  2. ^ Clayton, N. S., Bussey, T. J. & Dickinson, A. (2003). "Can animals recall the past and plan for the future?" (PDF). Nature Reviews. Neuroscience. 4 (8): 685–91. doi:10.1038/nrn1180. PMID 12894243.CS1 maint: Multiple names: authors list (link)
  3. ^ Raby, C. R.; D. M. Alexis; A. Dickinson; N. S. Clayton (22 February 2007). "Planning for the future by western scrub-jays". Nature. 445 (7130): 919–921. doi:10.1038/nature05575. PMID 17314979.
  4. ^ Clayton, N. S., Dally, J. M. & Emery, N. J. (2007). "Social cognition by food-caching corvids. The western scrub-jay as a natural psychologist". Philosophical Transactions of the Royal Society of London. Series B, Biological Sciences. 362 (1480): 507–22. doi:10.1098/rstb.2006.1992. PMC 2346514. PMID 17309867.CS1 maint: Multiple names: authors list (link)
  5. ^ Dally, J. M., Emery, N. J. & Clayton, N. S. (2006). "Food-caching western scrub-jays keep track of who was watching when". Science. 312 (5780): 1662–5. doi:10.1126/science.1126539. PMID 16709747.CS1 maint: Multiple names: authors list (link)
  6. ^ Correia, SP; Dickinson, A; Clayton, NS (2007). "Western scrub-jays anticipate future needs independently of their current motivational state" (PDF). Current Biology. 17 (10): 856–61. doi:10.1016/j.cub.2007.03.063. PMID 17462894.
  7. ^ Clayton, Nicola; Emery, Nathan & Dickinson, Anthony (2006). "The rationality of animal memory: Complex caching strategies of western scrub jays". In Hurley, Susan & Nudds, Matthew (eds.). Rational Animals? (PDF). Oxford University Press. pp. 197–216. ISBN 0198528264.
  8. ^ Clayton, Nicola S.; Dally, Joanna M.; Emery, Nathan J. (29 April 2007). "Social cognition by food-caching corvids. The Western scrub-jay as a natural psychologist". Philosophical Transactions of the Royal Society of London B: Biological Sciences. pp. 507–522. doi:10.1098/rstb.2006.1992. PMC 2346514. Missing or empty |url= (help)
  9. ^ Emslie, Steven D. (1996). "A fossil scrub-jay supports a recent systematic decision" (PDF). Condor. 98 (4): 675–680. doi:10.2307/1369850. JSTOR 1369850.
  10. ^ Rice, Nathan H.; Martínez-Meyer, Enrique & Peterson, A. Townsend (2003). "Ecological niche differentiation in the Aphelocoma jays: a phylogenetic perspective" (PDF). Biological Journal of the Linnean Society. 80 (3): 369–383. doi:10.1046/j.1095-8312.2003.00242.x.
  11. ^ Beolens, Bo; Watkins, Michael (2003). Whose Bird? Men and Women Commemorated in the Common Names of Birds. London: Christopher Helm. p. 329.

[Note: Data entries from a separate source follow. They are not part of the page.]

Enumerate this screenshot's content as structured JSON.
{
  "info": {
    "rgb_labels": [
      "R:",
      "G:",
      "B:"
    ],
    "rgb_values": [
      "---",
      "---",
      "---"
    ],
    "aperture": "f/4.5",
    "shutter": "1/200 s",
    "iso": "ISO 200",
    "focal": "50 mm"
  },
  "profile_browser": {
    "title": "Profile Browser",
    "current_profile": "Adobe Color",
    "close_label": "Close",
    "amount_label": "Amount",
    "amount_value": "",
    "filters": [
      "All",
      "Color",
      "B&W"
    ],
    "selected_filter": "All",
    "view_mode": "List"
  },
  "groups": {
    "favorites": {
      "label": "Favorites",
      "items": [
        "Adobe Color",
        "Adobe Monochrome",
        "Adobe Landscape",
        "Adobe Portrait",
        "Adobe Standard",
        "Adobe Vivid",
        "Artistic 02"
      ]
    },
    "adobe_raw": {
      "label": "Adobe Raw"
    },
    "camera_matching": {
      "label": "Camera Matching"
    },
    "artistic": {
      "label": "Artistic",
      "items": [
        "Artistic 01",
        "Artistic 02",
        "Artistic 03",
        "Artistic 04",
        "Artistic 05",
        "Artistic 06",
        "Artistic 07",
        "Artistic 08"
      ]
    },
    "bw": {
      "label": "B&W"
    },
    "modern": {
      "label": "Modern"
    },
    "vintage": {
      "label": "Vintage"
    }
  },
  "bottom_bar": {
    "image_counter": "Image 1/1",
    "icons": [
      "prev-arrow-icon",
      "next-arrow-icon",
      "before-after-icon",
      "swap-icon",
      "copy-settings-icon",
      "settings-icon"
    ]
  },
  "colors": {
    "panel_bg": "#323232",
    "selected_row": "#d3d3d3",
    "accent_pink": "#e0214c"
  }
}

Further reading[edit]

  • Madge, Steve; Burn, Hilary (1994): Crows and jays: a guide to the crows, jays and magpies of the world. A&C Black, London. ISBN 0-7136-3999-7

External links[edit]